Lopez ticked off the additional square footage required for men’s of 3,200 square feet; a new kids’ collection for boys and girls, three to 12 years old, 1,290 to 1,614,square feet, and the new Mango Sport & Intimates, 215 square feet to 430 square feet. The line includes an intimates collection and apparel for technical sports, homewear and yogawear. In February, Mango is launching Violetta, for large sizes, which will require 3,767 square feet of space. That’s a minimum of 18,200 square feet of extra space.

“The idea of megastores is a change in our DNA,” Lopez said. “Any store we are going to open from now on will have to have these requirements. There are going to be places were we cannot enlarge our Mango store as we would wish,” he said, referring to existing stores without available adjacent real estate. “We will have to open two or three stores. This is not the ideal.”

The few megastores that have opened have been well accepted by consumers, Lopez said.

“The result so far is fantastic,” Lopez said. “Sales compared to what we were experiencing are tremendous. We are very happy because in certain locations we’ve been able to do three and four times the turnover we were doing in the smaller business.”

While only 13 stores are planned for this year — Lopez called it a transition year — the company is gearing up to roll out 200 megastores in 2014.

The megastores will be concentrated in Spain, France, Germany, Belgium, the Netherlands, Luxembourg, Russia, Italy, Norway and Poland and in cities such as Barcelona; Bilbao, Spain; Paris; Maastricht, Netherlands, and Munich. In Munich, the brand will open its largest store — 24,757 square feet — in Europe in October.

There’s no word on when the megastore concept will travel to the U.S.

“In the States, are working towards clustering our footprint,” Lopez said. “We want to cluster in the regions where we’re already present to create better communication with consumers.”

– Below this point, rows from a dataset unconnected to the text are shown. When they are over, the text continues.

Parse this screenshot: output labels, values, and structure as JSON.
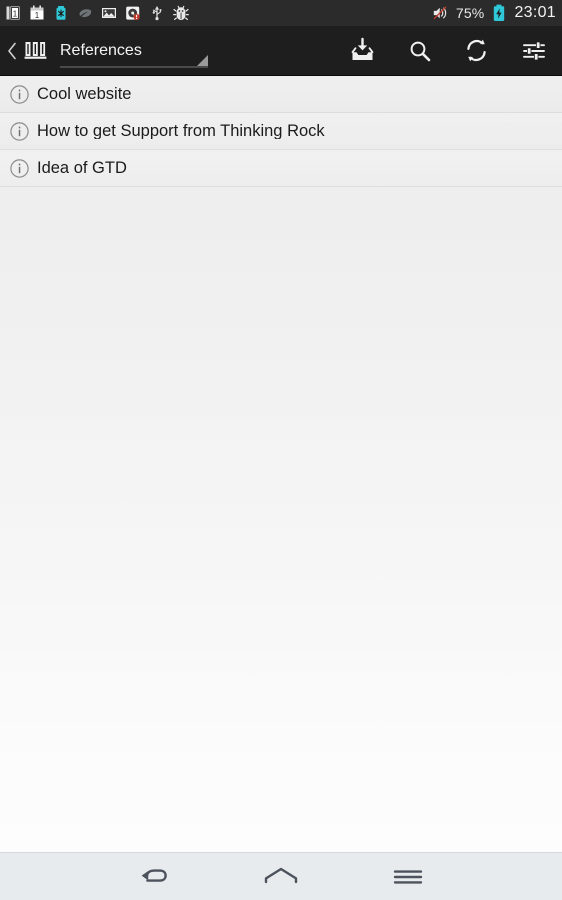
{
  "status_bar": {
    "background": "#2b2b2b",
    "left_icons": [
      {
        "name": "calendar-day-1-icon",
        "label": "1"
      },
      {
        "name": "calendar-date-icon",
        "label": "1"
      },
      {
        "name": "battery-saver-icon",
        "label": ""
      },
      {
        "name": "leaf-icon",
        "label": ""
      },
      {
        "name": "image-gallery-icon",
        "label": ""
      },
      {
        "name": "storage-alert-icon",
        "label": ""
      },
      {
        "name": "usb-icon",
        "label": ""
      },
      {
        "name": "bug-debug-icon",
        "label": ""
      }
    ],
    "right": {
      "volume_icon": "volume-mute-icon",
      "battery_percent": "75%",
      "battery_icon": "battery-charging-icon",
      "battery_color": "#2ec8d8",
      "clock": "23:01"
    }
  },
  "action_bar": {
    "background": "#1e1e1e",
    "back_icon": "back-chevron-icon",
    "app_icon": "library-books-icon",
    "spinner": {
      "selected": "References",
      "caret_icon": "spinner-caret-icon",
      "options": [
        "References"
      ]
    },
    "actions": [
      {
        "name": "collect-inbox-button",
        "icon": "inbox-download-icon",
        "label": "Collect"
      },
      {
        "name": "search-button",
        "icon": "search-icon",
        "label": "Search"
      },
      {
        "name": "sync-button",
        "icon": "sync-refresh-icon",
        "label": "Sync"
      },
      {
        "name": "settings-button",
        "icon": "tune-sliders-icon",
        "label": "Settings"
      }
    ]
  },
  "list": {
    "item_icon": "info-circle-icon",
    "items": [
      {
        "title": "Cool website"
      },
      {
        "title": "How to get Support from Thinking Rock"
      },
      {
        "title": "Idea of GTD"
      }
    ]
  },
  "nav_bar": {
    "background": "#e8ebee",
    "buttons": [
      {
        "name": "nav-back-button",
        "icon": "nav-back-arrow-icon",
        "label": "Back"
      },
      {
        "name": "nav-home-button",
        "icon": "nav-home-icon",
        "label": "Home"
      },
      {
        "name": "nav-recents-button",
        "icon": "nav-recents-icon",
        "label": "Recent apps"
      }
    ]
  }
}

At J.C. Penney, where Mango sells in “corners” at the stores, Lopez said, “Everyone is talking about Penney’s in the market. We are relatively comfortable with our relationship with Penney’s. We have gone through tough times with them. The relationship has strengthened.”